Social media users in the United States have been posting images of a strange ring that has been visible around the moon. But what is causing this spectacular “moon halo”?
According to the National Weather Service, the phenomenon is the result of moonlight being manipulated by ice crystals in a particular way, producing an optical illusion that looks like a halo.
The tiny, hexagon-shaped ice crystals responsible for the illusion are found at an altitude of around 20,000 feet or higher within thin, wispy cirrus clouds.
Rays of light emitted by the sun are reflected off the moon and enter the Earth’s atmosphere. As the rays pass through the cirrus clouds, they are bent by millions of tiny ice crystals 22 degrees away from their original direction, according to WMC Action News 5 meteorologist Sagay Galindo.
The refraction and reflection of the moonlight off the ice crystals creates a halo with an apparent radius of approximately 22 degrees around the moon.
The halos can appear in any season—occurring several times a year—with the frequency of the optical illusion determined by the amount of cirrus cloud coverage in a given area.
The ice crystals have to positioned and oriented in just the right way in relation to your eyes for the illusion to be visible, EarthSky reported. This means that whenever the illusion is visible, each individual will see it slightly differently.
While these moon halos tend to be white in color, they can also appear like faint rainbows, with red light on the inside and blue light on the outside.
Halos like these are also sometimes visible around the sun. They are the result of the exact same process.
Social media users in California and other locations around the country reported seeing the moon halo on the night of November 29-30.
“This halo around the moon is insane,” said one Twitter user Amber Hinojosa.
“In Los Angeles there’s a mysterious giant ring around the full moon tonight! Very strange and beautiful!” actor Harland Williams tweeted.
The lunar halo is visible on the same night as a full moon.
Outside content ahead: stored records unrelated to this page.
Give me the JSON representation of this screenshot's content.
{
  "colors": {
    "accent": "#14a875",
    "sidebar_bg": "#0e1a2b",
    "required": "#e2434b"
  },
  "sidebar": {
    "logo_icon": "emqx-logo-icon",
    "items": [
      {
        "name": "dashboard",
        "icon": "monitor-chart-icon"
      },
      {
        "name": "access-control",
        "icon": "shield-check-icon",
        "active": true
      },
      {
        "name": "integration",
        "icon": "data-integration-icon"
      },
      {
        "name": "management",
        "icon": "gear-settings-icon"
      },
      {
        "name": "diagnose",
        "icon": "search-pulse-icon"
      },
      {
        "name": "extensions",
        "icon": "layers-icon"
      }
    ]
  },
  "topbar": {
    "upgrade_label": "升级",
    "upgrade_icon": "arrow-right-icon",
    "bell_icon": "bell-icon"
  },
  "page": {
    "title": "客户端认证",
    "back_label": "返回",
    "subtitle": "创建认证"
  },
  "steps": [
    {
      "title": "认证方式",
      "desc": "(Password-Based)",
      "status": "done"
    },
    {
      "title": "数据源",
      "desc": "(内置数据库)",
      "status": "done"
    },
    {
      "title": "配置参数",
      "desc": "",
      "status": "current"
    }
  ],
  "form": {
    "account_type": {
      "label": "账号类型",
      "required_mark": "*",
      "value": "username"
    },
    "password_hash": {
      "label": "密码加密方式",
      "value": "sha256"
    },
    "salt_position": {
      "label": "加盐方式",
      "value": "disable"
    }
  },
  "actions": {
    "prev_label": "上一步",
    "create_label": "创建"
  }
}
Technically, the moon is considered to be fully illuminated at 4:29 a.m. ET on November 30. But to most people it will appear full for around a day either side of this moment.
A partial penumbral eclipse is also currently visible in North America. These events occur when the moon passes through the diffuse part of the Earth’s shadow, known as the penumbra.